Excerpted data —
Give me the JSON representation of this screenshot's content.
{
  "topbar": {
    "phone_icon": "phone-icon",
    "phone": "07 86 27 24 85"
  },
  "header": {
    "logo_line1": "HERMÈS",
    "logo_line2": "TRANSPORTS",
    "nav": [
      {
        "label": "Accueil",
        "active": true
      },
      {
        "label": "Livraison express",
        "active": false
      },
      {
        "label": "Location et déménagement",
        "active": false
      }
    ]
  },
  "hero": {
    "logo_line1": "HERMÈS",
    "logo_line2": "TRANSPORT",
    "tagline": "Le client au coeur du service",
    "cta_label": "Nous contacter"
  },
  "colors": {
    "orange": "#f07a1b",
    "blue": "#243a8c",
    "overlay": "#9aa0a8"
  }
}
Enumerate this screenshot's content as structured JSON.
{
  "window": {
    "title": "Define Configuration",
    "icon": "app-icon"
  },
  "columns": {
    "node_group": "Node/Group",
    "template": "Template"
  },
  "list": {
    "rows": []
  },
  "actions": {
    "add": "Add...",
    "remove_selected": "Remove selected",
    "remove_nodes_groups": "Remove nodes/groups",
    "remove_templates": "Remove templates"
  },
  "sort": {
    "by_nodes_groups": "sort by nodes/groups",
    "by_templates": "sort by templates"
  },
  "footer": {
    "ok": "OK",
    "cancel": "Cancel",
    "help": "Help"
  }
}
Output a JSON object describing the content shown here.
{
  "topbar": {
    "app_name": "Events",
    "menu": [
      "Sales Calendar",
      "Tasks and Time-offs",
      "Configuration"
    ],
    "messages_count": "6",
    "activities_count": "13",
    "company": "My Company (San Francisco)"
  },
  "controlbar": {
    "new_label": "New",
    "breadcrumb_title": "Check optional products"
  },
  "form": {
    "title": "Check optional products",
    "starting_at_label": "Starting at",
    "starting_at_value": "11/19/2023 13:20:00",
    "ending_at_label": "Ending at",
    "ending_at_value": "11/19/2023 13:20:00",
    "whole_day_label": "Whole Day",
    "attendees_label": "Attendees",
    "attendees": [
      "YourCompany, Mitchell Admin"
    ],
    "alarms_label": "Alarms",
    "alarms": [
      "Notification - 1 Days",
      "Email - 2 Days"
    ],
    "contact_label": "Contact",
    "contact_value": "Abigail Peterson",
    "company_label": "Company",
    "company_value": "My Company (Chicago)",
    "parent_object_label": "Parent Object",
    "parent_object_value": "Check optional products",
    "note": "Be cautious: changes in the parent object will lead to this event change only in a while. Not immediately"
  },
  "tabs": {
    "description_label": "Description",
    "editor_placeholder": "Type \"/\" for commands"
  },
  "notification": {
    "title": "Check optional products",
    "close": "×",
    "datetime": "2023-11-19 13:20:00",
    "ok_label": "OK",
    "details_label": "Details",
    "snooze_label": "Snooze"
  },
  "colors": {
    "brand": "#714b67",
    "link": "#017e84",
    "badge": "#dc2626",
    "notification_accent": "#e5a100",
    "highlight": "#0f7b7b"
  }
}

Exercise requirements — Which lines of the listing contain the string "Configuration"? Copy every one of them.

Solution —
    "title": "Define Configuration",
      "Configuration"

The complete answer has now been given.